# [Goal of the exercise]
Find and copy every line in the records that includes the string "data".

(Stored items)

★ ★ ★ ★ ★

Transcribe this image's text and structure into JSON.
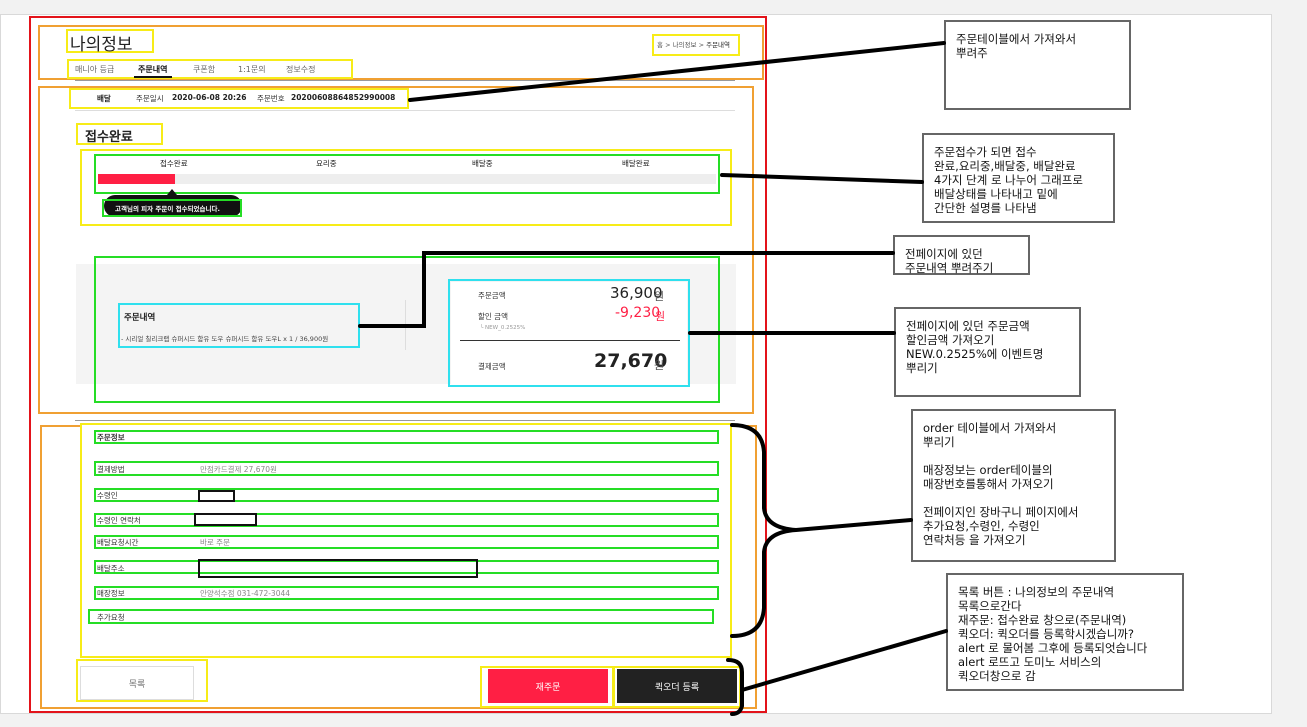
{
  "page": {
    "title": "나의정보",
    "breadcrumb": [
      "홈",
      "나의정보",
      "주문내역"
    ],
    "tabs": [
      "매니아 등급",
      "주문내역",
      "쿠폰함",
      "1:1문의",
      "정보수정"
    ]
  },
  "order": {
    "type": "배달",
    "date_label": "주문일시",
    "date": "2020-06-08 20:26",
    "no_label": "주문번호",
    "no": "20200608864852990008",
    "status_title": "접수완료",
    "steps": [
      "접수완료",
      "요리중",
      "배달중",
      "배달완료"
    ],
    "progress": 0.125,
    "tooltip": "고객님의 피자 주문이 접수되었습니다."
  },
  "summary": {
    "history_title": "주문내역",
    "history_item": "- 시리얼 칠리크랩 슈퍼시드 함유 도우 슈퍼시드 함유 도우L x 1 / 36,900원",
    "order_amount_label": "주문금액",
    "order_amount": "36,900",
    "discount_label": "할인 금액",
    "discount": "-9,230",
    "discount_note": "└ NEW_0.2525%",
    "pay_label": "결제금액",
    "pay_amount": "27,670",
    "won": "원"
  },
  "info": {
    "section_title": "주문정보",
    "payment_label": "결제방법",
    "payment_value": "만점카드결제 27,670원",
    "receiver_label": "수령인",
    "phone_label": "수령인 연락처",
    "time_label": "배달요청시간",
    "time_value": "바로 주문",
    "address_label": "배달주소",
    "store_label": "매장정보",
    "store_value": "안양석수점 031-472-3044",
    "extra_label": "추가요청"
  },
  "buttons": {
    "list": "목록",
    "reorder": "재주문",
    "quick": "퀵오더 등록"
  },
  "colors": {
    "accent": "#ff1f44",
    "dark_button": "#222222"
  },
  "notes": {
    "n1": "주문테이블에서 가져와서\n뿌려주",
    "n2": "주문접수가 되면 접수\n완료,요리중,배달중, 배달완료\n4가지 단계 로 나누어 그래프로\n배달상태를 나타내고 밑에\n간단한 설명를 나타냄",
    "n3": "전페이지에 있던\n주문내역 뿌려주기",
    "n4": "전페이지에 있던 주문금액\n할인금액 가져오기\nNEW.0.2525%에 이벤트명\n뿌리기",
    "n5": "order 테이블에서 가져와서\n뿌리기\n\n매장정보는 order테이블의\n매장번호를통해서 가져오기\n\n전페이지인 장바구니 페이지에서\n추가요청,수령인, 수령인\n연락처등 을 가져오기",
    "n6": "목록 버튼 : 나의정보의 주문내역\n목록으로간다\n재주문: 접수완료 창으로(주문내역)\n퀵오더: 퀵오더를 등록학시겠습니까?\nalert 로 물어봄 그후에 등록되엇습니다\nalert 로뜨고 도미노 서비스의\n퀵오더창으로 감"
  }
}
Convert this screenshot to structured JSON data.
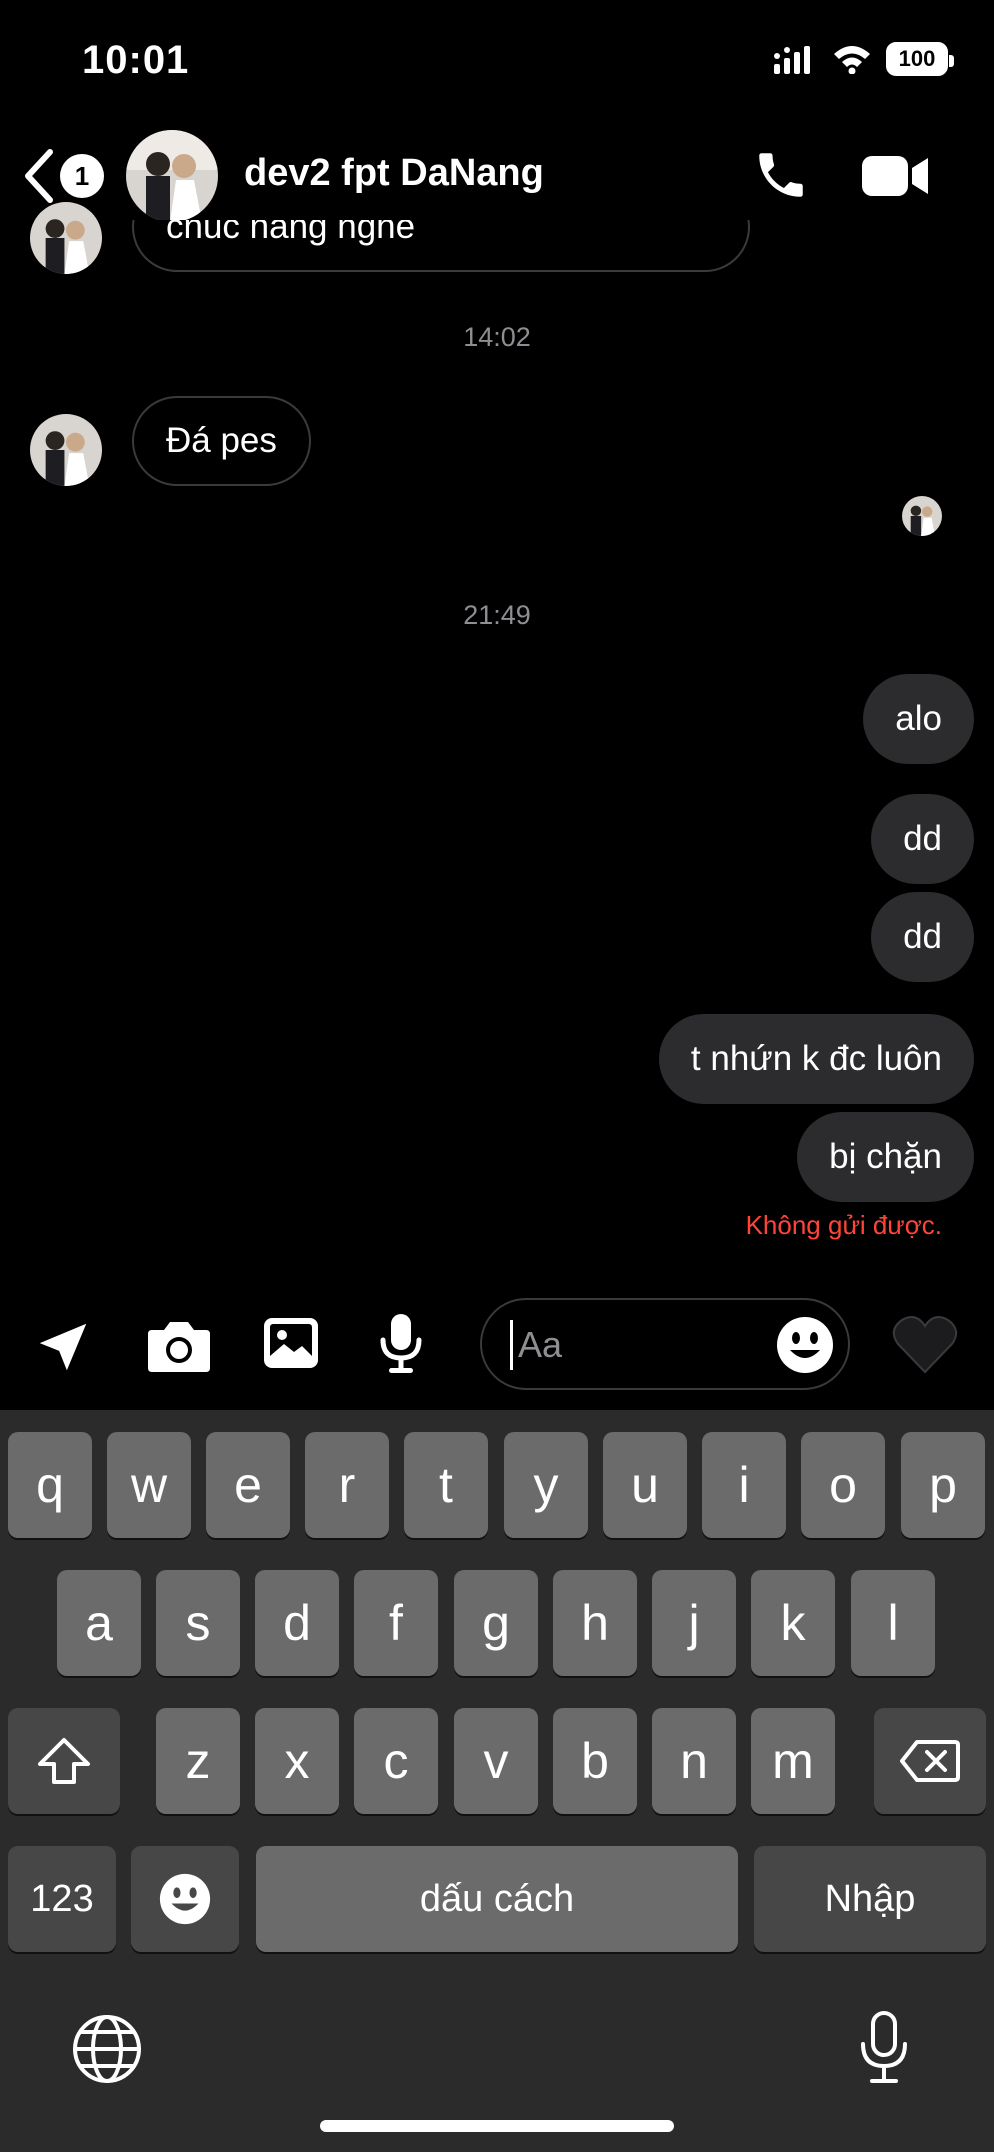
{
  "status_bar": {
    "time": "10:01",
    "battery": "100"
  },
  "header": {
    "back_count": "1",
    "contact_name": "dev2 fpt DaNang"
  },
  "messages": {
    "partial_text": "chuc nang nghe",
    "time_1": "14:02",
    "received_1": "Đá pes",
    "time_2": "21:49",
    "sent": [
      "alo",
      "dd",
      "dd",
      "t nhứn k đc luôn",
      "bị chặn"
    ],
    "error": "Không gửi được."
  },
  "composer": {
    "placeholder": "Aa"
  },
  "keyboard": {
    "row1": [
      "q",
      "w",
      "e",
      "r",
      "t",
      "y",
      "u",
      "i",
      "o",
      "p"
    ],
    "row2": [
      "a",
      "s",
      "d",
      "f",
      "g",
      "h",
      "j",
      "k",
      "l"
    ],
    "row3": [
      "z",
      "x",
      "c",
      "v",
      "b",
      "n",
      "m"
    ],
    "numbers": "123",
    "space": "dấu cách",
    "enter": "Nhập"
  },
  "colors": {
    "background": "#000000",
    "bubble_sent": "#2c2c2e",
    "error": "#ff453a",
    "keyboard": "#2b2b2b"
  }
}
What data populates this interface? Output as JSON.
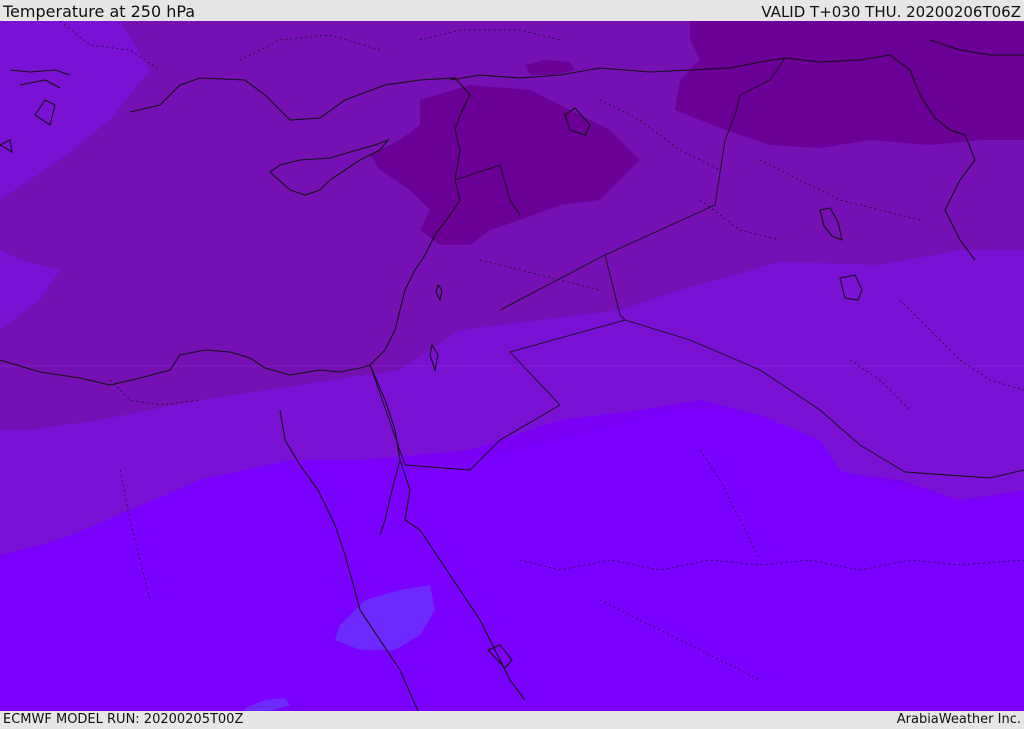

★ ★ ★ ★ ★

# [Solution to the exercise]
Convert this screenshot to structured JSON data.
What data populates this interface? Output as JSON.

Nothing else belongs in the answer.